While you are in high altitude, you must consider the environment while trekking in Nepal. Purchasing bottled water can be expensive and is not environmentally friendly. You will use a lot more water than you would in normal circumstances, contributing to plastic waste. You can get water at lodges for free, but you’ll need to bring a water purification device. Alternatively, you can buy boiled water, which may not taste good depending on the vessel.
To ensure your safety while trekking in Nepal , it is a good idea to register with the embassy in Kathmandu before you depart. This will ensure that rescuers have your details at hand in case of an emergency. You can also contact the Himalayan Rescue Association or KEEP for information. You should also take an extensive map of the route you plan to take. While trekking, you should consider carrying a guidebook to help you plan your route.
The most popular trekking destinations in Nepal include the Langtang Valley, the Khumbu Valley, and the Everest region. The Langtang Valley is a high alpine valley that burrows spectacularly between Langtang and Jugal Himals. The Gosainkund region is a rugged intermediate range with a chain of holy lakes. While hiking through the mountains, you can also visit the Tibetan enclave, which is a popular tourist destination in the region.
There are two approaches to Chhomrong, one from the Jomosom valley, and another via the west bank of the Modi Khola. The easier route is a day-long hike, but if you are a hard-core, you could do it in one day. New roads are being constructed towards the larger villages, but it will take a while for the village to reach a level of relative civilization.
There are many routes to Mount Everest. You can opt for the traditional route through the Annapurna Valley. This route will lead you through a variety of landscapes, from lush forests to the majestic Himalayas. Although the trek is popular during high season, organised camping trips are recommended to avoid crowds.
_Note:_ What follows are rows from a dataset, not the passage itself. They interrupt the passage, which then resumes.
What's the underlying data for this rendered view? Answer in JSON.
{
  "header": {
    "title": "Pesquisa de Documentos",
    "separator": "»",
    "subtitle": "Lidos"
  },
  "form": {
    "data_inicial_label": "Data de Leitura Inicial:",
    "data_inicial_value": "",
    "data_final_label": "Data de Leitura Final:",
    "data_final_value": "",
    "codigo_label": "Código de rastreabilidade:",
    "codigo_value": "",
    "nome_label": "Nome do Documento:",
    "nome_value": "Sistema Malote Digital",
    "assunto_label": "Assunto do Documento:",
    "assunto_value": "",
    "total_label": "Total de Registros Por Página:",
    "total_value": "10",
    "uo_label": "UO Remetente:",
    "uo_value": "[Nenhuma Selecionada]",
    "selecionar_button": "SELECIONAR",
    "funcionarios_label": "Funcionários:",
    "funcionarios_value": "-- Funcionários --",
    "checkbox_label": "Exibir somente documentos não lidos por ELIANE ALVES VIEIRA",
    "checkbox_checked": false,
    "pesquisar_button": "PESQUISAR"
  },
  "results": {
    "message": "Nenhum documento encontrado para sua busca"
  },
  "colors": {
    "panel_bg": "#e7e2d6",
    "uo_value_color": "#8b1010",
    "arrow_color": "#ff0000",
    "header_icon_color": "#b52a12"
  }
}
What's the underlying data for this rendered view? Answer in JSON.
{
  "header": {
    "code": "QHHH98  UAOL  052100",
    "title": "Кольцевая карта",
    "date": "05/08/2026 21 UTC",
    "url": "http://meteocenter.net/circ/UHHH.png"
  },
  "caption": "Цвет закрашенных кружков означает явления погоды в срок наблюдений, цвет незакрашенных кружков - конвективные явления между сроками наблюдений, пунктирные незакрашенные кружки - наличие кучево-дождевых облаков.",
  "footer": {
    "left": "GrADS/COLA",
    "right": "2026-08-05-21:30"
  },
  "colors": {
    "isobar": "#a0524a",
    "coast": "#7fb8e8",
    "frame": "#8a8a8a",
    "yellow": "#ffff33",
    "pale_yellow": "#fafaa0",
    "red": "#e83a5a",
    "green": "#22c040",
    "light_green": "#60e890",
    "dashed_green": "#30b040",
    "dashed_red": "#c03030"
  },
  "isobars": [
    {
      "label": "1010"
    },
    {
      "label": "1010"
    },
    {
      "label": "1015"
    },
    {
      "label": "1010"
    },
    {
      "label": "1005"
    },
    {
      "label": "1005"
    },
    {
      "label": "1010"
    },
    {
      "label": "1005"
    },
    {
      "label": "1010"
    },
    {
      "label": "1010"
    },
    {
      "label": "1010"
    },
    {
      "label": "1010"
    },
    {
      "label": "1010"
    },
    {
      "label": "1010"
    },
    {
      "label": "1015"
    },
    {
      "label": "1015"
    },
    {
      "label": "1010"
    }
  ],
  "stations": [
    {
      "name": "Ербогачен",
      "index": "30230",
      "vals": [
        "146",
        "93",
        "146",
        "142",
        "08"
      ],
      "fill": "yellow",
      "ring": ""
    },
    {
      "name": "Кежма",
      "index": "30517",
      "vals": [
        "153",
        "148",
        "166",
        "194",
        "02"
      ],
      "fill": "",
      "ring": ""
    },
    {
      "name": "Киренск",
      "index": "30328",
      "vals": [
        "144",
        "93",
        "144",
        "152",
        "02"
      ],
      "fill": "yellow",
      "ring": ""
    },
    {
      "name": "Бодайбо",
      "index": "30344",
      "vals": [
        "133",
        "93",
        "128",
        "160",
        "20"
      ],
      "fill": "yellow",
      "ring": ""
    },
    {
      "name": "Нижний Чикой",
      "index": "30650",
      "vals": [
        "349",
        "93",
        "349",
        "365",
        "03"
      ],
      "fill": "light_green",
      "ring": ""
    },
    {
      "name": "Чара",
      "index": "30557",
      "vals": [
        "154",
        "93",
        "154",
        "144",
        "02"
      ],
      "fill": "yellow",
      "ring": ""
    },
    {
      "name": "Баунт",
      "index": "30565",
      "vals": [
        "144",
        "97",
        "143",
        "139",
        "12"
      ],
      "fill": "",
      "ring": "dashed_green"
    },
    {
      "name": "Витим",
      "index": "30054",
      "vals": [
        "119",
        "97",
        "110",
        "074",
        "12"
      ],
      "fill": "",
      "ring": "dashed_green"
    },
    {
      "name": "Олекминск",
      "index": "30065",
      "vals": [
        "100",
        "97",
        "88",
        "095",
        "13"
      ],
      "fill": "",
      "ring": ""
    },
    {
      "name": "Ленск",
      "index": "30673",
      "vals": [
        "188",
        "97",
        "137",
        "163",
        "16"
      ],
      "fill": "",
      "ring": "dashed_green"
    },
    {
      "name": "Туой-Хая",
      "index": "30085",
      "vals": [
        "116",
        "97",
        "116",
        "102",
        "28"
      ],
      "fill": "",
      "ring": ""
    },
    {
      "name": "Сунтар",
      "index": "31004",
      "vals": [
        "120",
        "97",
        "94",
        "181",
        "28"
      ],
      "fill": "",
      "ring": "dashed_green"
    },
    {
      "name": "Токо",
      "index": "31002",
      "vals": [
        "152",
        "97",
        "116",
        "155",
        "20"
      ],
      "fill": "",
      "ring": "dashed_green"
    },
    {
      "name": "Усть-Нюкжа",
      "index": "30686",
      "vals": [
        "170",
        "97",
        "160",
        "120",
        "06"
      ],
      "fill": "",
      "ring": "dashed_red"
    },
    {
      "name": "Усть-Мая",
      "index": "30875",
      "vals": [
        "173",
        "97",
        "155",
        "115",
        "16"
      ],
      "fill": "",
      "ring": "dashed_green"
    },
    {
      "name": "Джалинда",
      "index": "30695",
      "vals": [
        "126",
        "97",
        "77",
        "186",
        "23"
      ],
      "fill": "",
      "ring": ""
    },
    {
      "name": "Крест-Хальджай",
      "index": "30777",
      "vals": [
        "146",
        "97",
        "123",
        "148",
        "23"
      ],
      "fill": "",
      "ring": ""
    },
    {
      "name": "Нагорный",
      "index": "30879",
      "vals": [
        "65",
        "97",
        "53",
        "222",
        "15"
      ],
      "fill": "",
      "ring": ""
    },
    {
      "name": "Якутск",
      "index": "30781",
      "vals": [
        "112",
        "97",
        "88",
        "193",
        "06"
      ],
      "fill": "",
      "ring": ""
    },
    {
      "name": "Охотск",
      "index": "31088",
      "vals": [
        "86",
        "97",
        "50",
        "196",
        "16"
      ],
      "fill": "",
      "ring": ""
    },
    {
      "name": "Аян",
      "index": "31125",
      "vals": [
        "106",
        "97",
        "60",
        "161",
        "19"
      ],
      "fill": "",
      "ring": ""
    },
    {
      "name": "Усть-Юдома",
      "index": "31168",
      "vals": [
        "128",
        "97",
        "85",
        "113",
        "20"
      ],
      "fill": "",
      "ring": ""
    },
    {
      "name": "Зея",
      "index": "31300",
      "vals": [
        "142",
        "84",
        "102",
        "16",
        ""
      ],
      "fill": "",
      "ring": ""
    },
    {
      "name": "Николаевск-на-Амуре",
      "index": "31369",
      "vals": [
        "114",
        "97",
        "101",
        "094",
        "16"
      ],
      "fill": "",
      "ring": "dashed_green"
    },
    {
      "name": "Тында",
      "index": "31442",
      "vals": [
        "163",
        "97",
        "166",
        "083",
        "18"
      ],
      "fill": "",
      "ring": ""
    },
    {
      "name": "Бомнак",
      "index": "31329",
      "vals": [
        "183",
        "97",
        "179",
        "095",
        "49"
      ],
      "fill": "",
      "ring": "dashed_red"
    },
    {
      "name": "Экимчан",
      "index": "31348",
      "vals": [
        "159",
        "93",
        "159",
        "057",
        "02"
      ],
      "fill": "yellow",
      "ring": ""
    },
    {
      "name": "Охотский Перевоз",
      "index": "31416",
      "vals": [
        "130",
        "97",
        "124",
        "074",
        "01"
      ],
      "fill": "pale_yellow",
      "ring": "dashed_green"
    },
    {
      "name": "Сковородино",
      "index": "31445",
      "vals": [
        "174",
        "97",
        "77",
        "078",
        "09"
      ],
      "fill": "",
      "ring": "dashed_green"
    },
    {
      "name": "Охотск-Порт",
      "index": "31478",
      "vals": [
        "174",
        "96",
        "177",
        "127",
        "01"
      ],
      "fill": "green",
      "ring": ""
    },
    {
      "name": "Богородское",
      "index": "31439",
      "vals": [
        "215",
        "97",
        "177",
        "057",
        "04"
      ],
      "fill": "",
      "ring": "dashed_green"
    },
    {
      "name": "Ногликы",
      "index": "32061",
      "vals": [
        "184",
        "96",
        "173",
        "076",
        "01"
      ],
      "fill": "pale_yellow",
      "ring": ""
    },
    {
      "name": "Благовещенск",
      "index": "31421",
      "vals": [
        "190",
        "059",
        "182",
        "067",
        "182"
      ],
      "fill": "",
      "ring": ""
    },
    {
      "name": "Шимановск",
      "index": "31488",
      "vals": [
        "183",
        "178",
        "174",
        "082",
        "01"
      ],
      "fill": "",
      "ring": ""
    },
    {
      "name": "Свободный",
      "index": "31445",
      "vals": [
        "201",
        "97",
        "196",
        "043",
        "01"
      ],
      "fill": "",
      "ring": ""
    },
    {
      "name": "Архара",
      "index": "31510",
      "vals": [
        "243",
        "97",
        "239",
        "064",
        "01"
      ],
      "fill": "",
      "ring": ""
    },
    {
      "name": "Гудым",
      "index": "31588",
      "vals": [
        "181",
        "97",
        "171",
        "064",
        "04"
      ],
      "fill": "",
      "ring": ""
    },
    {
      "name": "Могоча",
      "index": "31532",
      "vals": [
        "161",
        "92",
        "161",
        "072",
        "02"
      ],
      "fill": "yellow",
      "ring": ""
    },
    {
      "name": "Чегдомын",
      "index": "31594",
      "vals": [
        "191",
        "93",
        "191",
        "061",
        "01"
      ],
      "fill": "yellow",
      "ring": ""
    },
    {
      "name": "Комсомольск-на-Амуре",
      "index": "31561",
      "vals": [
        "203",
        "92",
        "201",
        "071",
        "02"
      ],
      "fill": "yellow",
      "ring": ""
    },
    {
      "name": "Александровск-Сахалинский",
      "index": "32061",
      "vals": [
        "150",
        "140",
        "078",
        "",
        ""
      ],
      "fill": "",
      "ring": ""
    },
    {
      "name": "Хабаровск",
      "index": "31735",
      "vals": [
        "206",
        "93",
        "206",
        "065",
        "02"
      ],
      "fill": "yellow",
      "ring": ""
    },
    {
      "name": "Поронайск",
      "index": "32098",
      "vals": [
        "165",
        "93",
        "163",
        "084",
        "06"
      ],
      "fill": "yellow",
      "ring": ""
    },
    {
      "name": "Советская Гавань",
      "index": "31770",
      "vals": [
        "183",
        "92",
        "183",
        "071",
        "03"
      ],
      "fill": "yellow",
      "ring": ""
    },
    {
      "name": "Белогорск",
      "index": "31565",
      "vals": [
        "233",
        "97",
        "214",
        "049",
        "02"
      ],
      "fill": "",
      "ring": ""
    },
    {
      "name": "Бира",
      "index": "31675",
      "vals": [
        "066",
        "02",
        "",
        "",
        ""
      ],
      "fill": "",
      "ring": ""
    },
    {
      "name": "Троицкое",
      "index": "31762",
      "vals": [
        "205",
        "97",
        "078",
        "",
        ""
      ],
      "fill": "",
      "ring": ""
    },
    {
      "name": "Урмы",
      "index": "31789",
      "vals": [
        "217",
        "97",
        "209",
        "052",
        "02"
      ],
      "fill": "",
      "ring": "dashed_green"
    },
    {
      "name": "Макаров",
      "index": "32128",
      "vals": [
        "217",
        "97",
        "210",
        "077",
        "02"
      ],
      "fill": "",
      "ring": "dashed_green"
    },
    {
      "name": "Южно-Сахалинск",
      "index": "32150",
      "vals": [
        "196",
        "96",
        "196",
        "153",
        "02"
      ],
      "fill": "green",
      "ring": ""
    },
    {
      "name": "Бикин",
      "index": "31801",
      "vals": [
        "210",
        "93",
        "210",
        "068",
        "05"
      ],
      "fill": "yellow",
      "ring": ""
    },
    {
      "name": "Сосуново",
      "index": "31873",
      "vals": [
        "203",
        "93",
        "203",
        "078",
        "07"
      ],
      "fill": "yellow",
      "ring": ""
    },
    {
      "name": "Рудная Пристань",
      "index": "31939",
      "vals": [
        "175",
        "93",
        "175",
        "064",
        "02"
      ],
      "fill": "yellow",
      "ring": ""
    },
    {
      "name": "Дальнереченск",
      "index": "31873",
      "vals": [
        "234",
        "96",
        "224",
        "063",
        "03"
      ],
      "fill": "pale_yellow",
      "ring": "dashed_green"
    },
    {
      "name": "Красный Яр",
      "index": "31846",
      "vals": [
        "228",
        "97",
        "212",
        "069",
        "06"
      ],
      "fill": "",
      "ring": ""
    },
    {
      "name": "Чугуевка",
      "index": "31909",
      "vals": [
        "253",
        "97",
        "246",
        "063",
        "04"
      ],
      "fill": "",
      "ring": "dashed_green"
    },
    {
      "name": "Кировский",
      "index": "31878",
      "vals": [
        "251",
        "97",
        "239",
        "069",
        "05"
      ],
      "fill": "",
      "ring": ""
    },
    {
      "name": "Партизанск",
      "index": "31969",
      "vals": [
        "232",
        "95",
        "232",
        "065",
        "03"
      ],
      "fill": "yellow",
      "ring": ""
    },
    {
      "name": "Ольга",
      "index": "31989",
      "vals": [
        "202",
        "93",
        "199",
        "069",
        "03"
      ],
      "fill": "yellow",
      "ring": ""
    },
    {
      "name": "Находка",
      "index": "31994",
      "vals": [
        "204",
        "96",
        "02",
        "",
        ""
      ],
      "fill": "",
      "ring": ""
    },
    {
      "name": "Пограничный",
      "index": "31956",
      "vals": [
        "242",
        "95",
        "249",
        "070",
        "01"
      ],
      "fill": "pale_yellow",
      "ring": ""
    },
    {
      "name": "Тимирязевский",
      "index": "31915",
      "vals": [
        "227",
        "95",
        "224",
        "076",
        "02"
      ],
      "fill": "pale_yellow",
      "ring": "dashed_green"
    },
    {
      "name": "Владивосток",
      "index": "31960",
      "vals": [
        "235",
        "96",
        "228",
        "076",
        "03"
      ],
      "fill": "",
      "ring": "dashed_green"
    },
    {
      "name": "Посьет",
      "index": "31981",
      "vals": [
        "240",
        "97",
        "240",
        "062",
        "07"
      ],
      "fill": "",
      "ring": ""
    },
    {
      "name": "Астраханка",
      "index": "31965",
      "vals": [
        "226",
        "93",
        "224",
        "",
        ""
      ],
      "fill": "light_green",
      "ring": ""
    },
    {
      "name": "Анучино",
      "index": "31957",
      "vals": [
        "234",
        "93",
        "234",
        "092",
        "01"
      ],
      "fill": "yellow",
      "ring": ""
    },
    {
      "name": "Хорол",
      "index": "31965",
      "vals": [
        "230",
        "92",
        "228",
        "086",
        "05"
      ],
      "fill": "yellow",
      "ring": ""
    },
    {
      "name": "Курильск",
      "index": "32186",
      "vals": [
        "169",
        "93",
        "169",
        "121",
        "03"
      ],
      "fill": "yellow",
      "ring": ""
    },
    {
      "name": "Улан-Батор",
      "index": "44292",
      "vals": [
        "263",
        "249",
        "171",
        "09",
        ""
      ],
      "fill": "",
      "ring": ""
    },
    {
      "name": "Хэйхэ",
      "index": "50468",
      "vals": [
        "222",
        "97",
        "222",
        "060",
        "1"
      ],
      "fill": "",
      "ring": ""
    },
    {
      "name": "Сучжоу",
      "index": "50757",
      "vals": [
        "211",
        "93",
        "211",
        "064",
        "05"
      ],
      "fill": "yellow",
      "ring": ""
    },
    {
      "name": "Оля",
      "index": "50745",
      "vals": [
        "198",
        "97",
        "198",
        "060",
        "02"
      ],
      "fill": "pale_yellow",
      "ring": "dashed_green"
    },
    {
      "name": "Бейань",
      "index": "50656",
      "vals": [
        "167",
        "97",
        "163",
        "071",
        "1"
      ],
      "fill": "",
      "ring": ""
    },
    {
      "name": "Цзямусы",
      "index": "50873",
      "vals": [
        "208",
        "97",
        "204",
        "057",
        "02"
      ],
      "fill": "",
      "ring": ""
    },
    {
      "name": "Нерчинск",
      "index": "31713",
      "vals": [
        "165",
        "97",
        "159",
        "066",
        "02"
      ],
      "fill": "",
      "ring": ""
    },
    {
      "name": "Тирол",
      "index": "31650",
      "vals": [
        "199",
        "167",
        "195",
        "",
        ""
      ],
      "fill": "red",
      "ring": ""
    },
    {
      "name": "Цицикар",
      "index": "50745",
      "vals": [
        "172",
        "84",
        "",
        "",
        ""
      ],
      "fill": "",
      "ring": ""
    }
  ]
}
If you do decide to trek through Everest, the entire trek will take you six days, with a break of two or three days for side trips along the way.
If you are planning a multi-day trek, summer is not a good time to visit Nepal. While lower elevation hill treks are OK in summer, the monsoon season will likely bring rain, clouds, and haze, making the trails slippery, muddy, and difficult. Moreover, most regional guesthouses will likely be closed for the summer months. This may prevent you from enjoying your trek. However, if you are a professional hiker, it will be worth considering trekking during the rainy season.
Another option for hiking is visiting Chitwan National Park. The national park is the oldest national park in Nepal and is located on the Terai Lowlands, which are part of the Great Ganges Plain, which covers much of North India. Chitwan National Park has subtropical climate and is full of vibrant flora. It is home to about fifty different herb species. The forests here are primarily comprised of sal, kapok, and pipal trees.